3. Continued development of the Ador software for the management of irrigation districts. Version 2.0 has been released, introducing crop water requirements and performance indicators. Ador is a pillar of the subline extension strategy, and will therefore implement developments resulting from other research actions.

 

International consulting is one of the tasks associated
to this research line. In the picture, opportunistic irrigated
agriculture by the Nile River near Khartoum, Sudan.

 

 

On-farm irrigation systems: evaluation, design and management improvements.
Coordinator: Nery Zapata and Raquel Salvador
Contact: vzapata@eead.csic.es and rsalvador@eead.csic.es

 

This activity has a long tradition in our research group. The evaluation of an irrigation system is the study that provides the information necessary to make a diagnosis of the system operation, determining the weak points of the system. The irrigation system performance depends on technical, meteorological and agronomical factors. The weight of each one of those factors is different if it is a surface, sprinkler or dripped irrigation system. One of the objectives is to develop, calibrate and validate simulation models for agricultural and urban irrigation systems. The on farm irrigation models are coupled with crop models to simulate spatial variability of water distribution and crop yield. The progress of this line has resulted in the development of an automatic programmer for on farm solid set sprinkler irrigation. The automatic programmer prototype generates the irrigation schedules of the different hydraulic sectors of a farm and executes the irrigation orders. The device has be successfully proven on filed, it has reduced the labour time that the farmer dedicates to the irrigation activity and it has also reduced the applied amount of water without affecting crop yield.

 

Experimental results of irrigation depth (ID, m3ha-1) and corn yield (Kgha-1) for the two experimental
seasons and for the three treatments analysed: the farmer schedule and two automatic schedules
performed by the automatic programmer device, a simplified one and an advanced one.

 

Foreseen actions include:

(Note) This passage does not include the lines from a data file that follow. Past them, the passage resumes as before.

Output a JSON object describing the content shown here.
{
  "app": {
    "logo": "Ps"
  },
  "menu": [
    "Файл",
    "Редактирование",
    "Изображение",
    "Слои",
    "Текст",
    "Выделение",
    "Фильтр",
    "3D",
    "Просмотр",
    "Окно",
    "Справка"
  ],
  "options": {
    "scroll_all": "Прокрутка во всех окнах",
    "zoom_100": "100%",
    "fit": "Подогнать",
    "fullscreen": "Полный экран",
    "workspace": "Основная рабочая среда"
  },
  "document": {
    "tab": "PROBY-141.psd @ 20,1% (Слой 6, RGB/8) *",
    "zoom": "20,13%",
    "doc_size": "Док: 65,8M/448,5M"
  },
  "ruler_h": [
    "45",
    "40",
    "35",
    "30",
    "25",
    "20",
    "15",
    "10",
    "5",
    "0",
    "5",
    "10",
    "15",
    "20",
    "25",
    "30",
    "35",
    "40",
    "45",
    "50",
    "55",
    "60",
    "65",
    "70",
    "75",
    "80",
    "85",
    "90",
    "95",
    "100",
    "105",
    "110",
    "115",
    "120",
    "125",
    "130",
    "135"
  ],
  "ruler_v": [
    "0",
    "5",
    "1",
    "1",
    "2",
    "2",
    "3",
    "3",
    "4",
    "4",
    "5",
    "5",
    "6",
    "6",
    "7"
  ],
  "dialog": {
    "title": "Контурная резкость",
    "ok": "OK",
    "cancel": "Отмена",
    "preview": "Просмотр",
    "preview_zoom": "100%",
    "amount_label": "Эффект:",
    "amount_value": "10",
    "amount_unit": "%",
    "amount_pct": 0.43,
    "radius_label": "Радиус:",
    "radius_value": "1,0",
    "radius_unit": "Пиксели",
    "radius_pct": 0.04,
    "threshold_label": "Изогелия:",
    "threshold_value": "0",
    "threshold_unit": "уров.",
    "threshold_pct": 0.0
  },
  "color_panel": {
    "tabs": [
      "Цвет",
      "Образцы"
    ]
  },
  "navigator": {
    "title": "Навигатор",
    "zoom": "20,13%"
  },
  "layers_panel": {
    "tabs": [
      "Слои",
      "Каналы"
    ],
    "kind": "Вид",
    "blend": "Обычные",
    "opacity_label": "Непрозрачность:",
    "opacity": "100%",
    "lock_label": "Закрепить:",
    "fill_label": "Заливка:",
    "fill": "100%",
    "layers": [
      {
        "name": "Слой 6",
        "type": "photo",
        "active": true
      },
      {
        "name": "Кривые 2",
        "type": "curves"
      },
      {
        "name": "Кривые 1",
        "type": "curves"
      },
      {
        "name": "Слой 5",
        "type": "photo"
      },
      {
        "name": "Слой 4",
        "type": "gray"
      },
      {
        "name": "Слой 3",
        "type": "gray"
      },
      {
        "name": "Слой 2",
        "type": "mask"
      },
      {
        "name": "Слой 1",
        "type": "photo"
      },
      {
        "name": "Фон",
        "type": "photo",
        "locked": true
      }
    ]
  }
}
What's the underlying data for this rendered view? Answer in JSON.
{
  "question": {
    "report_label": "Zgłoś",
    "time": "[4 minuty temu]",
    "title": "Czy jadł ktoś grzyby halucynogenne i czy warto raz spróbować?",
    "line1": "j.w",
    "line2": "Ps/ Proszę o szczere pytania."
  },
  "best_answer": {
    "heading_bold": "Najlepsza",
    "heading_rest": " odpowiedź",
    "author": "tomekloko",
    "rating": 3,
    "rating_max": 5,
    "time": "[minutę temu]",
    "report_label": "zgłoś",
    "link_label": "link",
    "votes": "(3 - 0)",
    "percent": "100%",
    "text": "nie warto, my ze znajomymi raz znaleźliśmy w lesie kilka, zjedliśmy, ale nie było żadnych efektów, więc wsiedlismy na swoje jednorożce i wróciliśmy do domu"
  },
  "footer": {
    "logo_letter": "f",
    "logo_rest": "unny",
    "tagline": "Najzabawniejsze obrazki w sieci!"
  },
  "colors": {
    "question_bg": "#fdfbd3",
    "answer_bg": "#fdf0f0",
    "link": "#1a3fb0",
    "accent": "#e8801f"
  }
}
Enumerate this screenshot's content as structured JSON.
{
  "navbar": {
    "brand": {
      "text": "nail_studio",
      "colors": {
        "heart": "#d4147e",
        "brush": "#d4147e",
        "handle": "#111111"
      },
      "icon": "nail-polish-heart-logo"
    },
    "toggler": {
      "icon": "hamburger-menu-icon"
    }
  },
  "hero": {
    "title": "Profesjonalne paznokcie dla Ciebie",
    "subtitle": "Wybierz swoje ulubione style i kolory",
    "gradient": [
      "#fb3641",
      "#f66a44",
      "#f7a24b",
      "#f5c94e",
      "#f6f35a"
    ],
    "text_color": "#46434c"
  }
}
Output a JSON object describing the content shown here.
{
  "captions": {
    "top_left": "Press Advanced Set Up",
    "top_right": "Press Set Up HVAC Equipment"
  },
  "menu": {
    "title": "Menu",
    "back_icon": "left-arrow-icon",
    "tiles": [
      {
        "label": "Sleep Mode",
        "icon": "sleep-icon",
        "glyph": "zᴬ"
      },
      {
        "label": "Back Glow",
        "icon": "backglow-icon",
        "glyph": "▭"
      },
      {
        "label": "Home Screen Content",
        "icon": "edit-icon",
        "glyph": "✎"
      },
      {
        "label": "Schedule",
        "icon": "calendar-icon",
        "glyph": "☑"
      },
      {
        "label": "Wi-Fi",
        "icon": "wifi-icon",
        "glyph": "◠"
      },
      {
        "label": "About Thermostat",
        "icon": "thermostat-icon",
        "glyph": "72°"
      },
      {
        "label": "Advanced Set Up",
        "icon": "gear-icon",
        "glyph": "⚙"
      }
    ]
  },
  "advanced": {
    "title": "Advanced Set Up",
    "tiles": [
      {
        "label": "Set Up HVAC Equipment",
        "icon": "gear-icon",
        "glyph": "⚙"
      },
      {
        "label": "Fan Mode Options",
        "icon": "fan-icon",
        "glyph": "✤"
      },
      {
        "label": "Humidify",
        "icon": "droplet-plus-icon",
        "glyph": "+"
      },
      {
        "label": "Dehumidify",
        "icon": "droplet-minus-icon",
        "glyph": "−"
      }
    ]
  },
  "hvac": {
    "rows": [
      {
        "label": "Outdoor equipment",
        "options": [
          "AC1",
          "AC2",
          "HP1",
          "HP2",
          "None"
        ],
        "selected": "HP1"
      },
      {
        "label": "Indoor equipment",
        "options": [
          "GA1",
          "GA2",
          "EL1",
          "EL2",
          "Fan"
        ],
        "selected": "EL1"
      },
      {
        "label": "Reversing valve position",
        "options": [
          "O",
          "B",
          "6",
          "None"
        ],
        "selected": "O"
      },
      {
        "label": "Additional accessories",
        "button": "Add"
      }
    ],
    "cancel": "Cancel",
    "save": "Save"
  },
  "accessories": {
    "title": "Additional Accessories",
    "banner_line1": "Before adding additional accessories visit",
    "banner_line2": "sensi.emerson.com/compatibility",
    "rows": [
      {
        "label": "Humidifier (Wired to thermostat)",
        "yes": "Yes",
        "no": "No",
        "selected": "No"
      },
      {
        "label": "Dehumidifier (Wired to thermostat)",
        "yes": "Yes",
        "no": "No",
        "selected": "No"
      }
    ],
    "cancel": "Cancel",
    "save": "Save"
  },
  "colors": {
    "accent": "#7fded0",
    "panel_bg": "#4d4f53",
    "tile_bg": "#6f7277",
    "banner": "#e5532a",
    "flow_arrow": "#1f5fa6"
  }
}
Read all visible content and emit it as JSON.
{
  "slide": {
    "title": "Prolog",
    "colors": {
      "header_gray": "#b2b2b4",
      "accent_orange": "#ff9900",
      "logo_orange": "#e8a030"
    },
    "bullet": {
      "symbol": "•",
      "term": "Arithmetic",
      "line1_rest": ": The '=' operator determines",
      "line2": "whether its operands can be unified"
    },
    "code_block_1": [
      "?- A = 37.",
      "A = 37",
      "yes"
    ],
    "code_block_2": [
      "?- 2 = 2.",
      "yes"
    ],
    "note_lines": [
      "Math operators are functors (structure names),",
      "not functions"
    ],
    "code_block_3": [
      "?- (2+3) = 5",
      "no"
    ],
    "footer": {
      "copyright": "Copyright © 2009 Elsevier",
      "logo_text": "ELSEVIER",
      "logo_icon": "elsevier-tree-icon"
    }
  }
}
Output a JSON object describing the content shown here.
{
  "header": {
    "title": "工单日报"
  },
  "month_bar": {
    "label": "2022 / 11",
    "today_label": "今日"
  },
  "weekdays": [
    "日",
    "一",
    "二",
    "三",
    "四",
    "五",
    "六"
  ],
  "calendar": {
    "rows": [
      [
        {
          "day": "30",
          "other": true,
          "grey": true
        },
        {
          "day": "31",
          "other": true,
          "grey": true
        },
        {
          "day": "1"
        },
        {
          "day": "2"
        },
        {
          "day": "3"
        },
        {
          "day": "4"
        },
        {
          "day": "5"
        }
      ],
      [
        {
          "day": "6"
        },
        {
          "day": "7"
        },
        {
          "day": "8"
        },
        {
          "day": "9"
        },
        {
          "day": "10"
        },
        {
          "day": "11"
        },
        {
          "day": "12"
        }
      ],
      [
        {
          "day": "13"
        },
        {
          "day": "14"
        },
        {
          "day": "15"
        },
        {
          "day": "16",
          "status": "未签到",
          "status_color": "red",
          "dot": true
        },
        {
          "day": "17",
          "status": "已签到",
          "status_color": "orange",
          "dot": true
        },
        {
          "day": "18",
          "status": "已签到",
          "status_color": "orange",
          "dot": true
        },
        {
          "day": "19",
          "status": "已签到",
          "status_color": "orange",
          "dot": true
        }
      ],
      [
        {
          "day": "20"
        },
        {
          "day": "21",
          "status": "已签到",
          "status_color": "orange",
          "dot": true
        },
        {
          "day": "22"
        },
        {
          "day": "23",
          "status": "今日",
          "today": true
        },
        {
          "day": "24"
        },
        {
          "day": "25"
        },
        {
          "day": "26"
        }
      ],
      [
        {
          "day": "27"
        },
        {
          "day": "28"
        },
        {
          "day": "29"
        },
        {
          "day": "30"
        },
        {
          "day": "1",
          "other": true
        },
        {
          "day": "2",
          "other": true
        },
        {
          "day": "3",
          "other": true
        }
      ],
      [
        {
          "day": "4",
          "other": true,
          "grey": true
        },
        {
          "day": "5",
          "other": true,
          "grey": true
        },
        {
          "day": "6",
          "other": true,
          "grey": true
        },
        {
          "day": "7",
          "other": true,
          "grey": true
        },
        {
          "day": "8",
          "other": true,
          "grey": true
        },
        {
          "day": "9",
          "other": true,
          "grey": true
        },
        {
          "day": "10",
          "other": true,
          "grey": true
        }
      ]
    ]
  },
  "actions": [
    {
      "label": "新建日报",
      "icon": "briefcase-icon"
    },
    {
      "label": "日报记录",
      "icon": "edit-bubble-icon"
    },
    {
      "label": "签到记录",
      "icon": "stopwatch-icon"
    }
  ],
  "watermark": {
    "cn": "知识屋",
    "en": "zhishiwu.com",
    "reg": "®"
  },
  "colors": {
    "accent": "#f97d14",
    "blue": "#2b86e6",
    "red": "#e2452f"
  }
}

1.  Progress in the development and validation of the new generation of on farm automatic programmers for sprinkler irrigation. The prototype for solid set has been proved successfully and the new step is to develop a tool for sprinkler irrigation machines as pivot or frontal move systems. This work has two parts that evolve parallel, one part is the development of the simulation tool and the second part is the field experiments designed to calibrate and validate the simulation tool. In this line, water distribution for the most common emitter (fixed plate and rotator plates) used in sprinkler irrigation machines and working under different technical and meteorological conditions have been characterized on field. Also the dynamic of the sprinkler machine has been experimentally studied and its correspondent simulation tool is under development. Finally, this line will be completed coupling the different simulation tools as the dynamic of the machine, the hydraulic model, the emitter water distribution models and the crop simulation model. Field tests will be performed to calibrate and validate the tool.
2. The irrigation simulation tool has been also developed for drip irrigation systems, especially for advanced irrigation strategies as regulated deficit irrigation in stone fruit orchards. The tool called RIDECO can be freely download at the website: http://digital.csic.es/handle/10261/45608
3. Progress in the evaluation of the irrigation performance in private and public urban landscapes. Characterizing the crop water requirements for the different species and the adequacy to the water applied along the irrigation season.